■ TASK REQUIREMENTS ■
If a line below contains the string "this", copy it out.

■ RECORDS FOR THE EXERCISE ■
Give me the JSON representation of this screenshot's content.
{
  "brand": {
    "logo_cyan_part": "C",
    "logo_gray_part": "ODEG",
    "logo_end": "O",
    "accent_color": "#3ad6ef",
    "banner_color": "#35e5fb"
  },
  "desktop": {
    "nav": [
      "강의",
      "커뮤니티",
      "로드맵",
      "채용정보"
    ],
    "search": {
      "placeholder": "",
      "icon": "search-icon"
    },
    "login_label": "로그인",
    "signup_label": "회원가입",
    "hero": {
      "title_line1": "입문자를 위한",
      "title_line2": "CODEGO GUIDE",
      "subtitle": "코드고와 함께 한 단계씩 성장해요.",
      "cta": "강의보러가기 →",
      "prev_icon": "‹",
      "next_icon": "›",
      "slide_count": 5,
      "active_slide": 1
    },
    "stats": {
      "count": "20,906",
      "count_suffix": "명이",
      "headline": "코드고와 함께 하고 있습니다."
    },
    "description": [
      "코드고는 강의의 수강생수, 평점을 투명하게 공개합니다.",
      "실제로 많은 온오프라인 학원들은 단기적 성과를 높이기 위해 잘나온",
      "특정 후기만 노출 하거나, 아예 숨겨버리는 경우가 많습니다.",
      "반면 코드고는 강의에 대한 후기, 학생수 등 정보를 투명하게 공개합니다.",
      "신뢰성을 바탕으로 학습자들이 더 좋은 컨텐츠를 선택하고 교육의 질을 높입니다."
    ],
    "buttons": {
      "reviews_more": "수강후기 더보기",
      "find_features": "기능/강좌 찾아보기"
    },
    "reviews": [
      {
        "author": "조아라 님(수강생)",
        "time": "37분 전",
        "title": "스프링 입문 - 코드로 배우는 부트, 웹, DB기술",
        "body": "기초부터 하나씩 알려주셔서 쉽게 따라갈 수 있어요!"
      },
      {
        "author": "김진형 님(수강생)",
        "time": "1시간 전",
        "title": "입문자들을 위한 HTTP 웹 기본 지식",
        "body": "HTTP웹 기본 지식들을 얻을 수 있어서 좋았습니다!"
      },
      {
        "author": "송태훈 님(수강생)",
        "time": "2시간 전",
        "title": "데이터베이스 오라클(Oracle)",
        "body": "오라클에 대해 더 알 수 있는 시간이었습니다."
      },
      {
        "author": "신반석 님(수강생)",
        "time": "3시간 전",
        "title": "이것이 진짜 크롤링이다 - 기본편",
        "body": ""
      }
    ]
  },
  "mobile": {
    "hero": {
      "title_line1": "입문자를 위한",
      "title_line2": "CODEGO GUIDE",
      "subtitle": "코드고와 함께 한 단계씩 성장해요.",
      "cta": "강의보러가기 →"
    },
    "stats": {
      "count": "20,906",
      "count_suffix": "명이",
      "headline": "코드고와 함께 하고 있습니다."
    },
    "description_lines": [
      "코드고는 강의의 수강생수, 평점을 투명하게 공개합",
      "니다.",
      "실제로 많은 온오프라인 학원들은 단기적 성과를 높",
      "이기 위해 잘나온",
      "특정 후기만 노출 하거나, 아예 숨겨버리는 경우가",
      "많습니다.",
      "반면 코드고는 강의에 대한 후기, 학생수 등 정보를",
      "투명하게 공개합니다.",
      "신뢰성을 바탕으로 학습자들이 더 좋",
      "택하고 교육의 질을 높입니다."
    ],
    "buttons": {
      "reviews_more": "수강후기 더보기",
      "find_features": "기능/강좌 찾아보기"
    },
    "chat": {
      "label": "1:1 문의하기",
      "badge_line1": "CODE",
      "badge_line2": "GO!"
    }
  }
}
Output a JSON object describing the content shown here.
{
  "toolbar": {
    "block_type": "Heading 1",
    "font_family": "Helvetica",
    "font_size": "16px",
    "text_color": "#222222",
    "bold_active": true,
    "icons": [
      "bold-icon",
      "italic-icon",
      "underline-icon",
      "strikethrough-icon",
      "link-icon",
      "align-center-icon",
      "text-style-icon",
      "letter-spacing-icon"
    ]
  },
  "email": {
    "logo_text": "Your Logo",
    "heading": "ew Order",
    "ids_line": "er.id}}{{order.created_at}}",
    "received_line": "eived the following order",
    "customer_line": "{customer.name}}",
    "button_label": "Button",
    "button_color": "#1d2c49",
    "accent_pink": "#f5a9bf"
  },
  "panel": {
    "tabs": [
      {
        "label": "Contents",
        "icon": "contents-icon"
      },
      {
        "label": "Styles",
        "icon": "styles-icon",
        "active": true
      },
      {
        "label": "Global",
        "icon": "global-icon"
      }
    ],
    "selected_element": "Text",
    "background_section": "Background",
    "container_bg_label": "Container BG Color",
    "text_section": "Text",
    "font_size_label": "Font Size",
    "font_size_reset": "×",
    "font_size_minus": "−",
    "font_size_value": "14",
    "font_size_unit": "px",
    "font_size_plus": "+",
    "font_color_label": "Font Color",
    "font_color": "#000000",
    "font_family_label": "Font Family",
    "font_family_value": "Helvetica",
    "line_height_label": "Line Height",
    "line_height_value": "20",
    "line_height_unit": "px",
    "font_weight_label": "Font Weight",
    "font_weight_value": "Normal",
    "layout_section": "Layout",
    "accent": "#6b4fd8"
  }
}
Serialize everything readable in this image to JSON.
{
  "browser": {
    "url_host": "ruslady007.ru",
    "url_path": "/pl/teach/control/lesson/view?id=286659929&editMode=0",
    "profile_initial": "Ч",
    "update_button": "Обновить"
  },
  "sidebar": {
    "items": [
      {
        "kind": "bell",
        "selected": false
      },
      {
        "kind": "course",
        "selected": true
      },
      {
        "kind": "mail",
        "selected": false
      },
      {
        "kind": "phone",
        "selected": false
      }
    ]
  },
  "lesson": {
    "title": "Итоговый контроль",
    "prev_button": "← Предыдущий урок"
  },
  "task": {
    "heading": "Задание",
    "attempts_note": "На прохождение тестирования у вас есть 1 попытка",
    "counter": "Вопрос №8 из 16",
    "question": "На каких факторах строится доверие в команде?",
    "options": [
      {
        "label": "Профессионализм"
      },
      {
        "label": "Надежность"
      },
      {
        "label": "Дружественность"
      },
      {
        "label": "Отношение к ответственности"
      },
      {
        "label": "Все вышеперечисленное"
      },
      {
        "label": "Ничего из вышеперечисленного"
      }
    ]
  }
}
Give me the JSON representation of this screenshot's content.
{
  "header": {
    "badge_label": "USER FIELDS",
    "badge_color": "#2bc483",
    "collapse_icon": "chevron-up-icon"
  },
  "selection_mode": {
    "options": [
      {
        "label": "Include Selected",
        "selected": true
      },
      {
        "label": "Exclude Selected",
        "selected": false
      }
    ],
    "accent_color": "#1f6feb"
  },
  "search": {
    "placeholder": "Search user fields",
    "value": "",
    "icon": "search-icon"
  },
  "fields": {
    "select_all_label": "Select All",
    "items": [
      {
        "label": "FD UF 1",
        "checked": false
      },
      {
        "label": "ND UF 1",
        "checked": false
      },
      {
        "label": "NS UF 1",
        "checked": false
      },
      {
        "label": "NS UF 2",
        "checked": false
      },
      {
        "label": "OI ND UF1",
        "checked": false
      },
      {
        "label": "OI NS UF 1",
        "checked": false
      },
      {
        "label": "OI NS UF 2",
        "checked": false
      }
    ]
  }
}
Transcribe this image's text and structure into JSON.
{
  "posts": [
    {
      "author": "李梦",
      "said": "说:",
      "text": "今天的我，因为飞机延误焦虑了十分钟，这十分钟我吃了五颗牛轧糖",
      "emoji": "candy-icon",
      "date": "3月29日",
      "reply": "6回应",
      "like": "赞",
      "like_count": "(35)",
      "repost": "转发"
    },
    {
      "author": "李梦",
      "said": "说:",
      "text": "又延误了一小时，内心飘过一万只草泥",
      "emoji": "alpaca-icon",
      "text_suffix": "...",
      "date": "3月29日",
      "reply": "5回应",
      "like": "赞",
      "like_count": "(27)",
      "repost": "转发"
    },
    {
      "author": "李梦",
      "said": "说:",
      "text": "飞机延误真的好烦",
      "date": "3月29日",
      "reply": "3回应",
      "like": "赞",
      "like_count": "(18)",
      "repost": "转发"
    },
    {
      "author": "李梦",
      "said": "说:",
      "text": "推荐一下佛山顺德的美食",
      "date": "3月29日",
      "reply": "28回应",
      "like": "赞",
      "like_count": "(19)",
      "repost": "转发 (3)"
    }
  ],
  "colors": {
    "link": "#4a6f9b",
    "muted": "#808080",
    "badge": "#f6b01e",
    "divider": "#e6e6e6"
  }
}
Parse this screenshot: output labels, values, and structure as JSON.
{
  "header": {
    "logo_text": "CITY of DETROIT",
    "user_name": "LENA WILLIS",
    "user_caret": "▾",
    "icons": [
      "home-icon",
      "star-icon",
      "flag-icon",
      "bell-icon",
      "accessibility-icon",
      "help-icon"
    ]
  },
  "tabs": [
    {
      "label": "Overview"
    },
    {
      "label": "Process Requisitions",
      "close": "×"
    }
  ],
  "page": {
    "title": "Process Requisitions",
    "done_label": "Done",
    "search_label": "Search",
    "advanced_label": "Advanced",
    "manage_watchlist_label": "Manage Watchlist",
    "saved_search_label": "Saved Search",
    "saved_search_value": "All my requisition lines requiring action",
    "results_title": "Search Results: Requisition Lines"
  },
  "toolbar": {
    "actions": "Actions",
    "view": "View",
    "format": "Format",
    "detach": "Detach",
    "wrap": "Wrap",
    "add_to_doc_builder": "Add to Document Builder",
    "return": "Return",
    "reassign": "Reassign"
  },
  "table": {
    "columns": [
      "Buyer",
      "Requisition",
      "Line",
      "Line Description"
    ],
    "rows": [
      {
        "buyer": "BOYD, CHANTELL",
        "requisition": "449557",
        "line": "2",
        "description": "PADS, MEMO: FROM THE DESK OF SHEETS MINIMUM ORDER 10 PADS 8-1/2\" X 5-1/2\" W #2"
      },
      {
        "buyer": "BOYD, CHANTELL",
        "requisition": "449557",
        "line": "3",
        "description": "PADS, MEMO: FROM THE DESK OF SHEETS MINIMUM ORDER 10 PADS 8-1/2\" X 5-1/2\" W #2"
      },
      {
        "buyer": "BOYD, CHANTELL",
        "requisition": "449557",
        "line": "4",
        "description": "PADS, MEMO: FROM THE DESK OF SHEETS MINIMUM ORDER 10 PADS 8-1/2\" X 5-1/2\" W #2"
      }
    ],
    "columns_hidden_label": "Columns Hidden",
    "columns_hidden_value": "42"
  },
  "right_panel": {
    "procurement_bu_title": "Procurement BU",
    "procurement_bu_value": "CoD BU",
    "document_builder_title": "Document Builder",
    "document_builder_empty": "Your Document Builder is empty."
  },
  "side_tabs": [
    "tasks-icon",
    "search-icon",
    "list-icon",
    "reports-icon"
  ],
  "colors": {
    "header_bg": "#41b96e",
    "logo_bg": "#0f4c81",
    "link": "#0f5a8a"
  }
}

■ YOUR RESPONSE ■
Give me the JSON representation of this screenshot's content.
Serialize everything readable in this image to JSON.
Give me the JSON representation of this screenshot's content.
Transcribe this image's text and structure into JSON.
Parse this screenshot: output labels, values, and structure as JSON.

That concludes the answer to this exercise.